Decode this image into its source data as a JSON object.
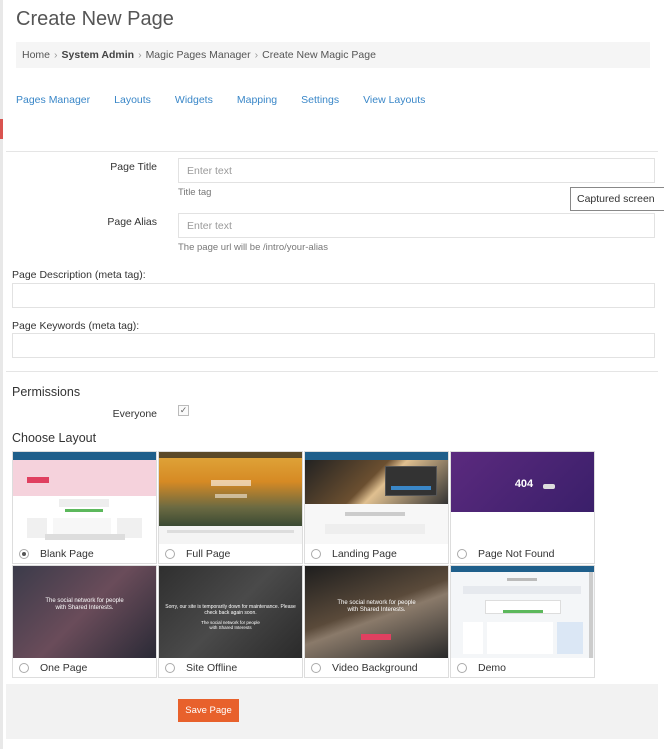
{
  "page": {
    "title": "Create New Page"
  },
  "breadcrumb": {
    "items": [
      "Home",
      "System Admin",
      "Magic Pages Manager",
      "Create New Magic Page"
    ]
  },
  "tabs": [
    "Pages Manager",
    "Layouts",
    "Widgets",
    "Mapping",
    "Settings",
    "View Layouts"
  ],
  "form": {
    "page_title_label": "Page Title",
    "page_title_placeholder": "Enter text",
    "page_title_help": "Title tag",
    "page_alias_label": "Page Alias",
    "page_alias_placeholder": "Enter text",
    "page_alias_help": "The page url will be /intro/your-alias",
    "description_label": "Page Description (meta tag):",
    "keywords_label": "Page Keywords (meta tag):"
  },
  "tooltip": {
    "text": "Captured screen"
  },
  "permissions": {
    "title": "Permissions",
    "everyone_label": "Everyone",
    "everyone_checked": true
  },
  "layouts": {
    "title": "Choose Layout",
    "selected": "Blank Page",
    "items": [
      {
        "label": "Blank Page"
      },
      {
        "label": "Full Page"
      },
      {
        "label": "Landing Page"
      },
      {
        "label": "Page Not Found"
      },
      {
        "label": "One Page"
      },
      {
        "label": "Site Offline"
      },
      {
        "label": "Video Background"
      },
      {
        "label": "Demo"
      }
    ]
  },
  "thumb_text": {
    "not_found_code": "404",
    "one_page_headline": "The social network for people with Shared Interests.",
    "offline_message": "Sorry, our site is temporarily down for maintenance. Please check back again soon.",
    "offline_sub": "The social network for people with Shared Interests",
    "video_headline": "The social network for people with Shared Interests."
  },
  "actions": {
    "save_label": "Save Page"
  },
  "colors": {
    "accent": "#3a87c8",
    "save_button": "#e8612c",
    "thumb_header": "#1f5f8b"
  }
}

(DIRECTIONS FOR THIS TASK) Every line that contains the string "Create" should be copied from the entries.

(RESPONSE FOR THIS EXERCISE)
    "title": "Create New Page"
      "Create New Magic Page"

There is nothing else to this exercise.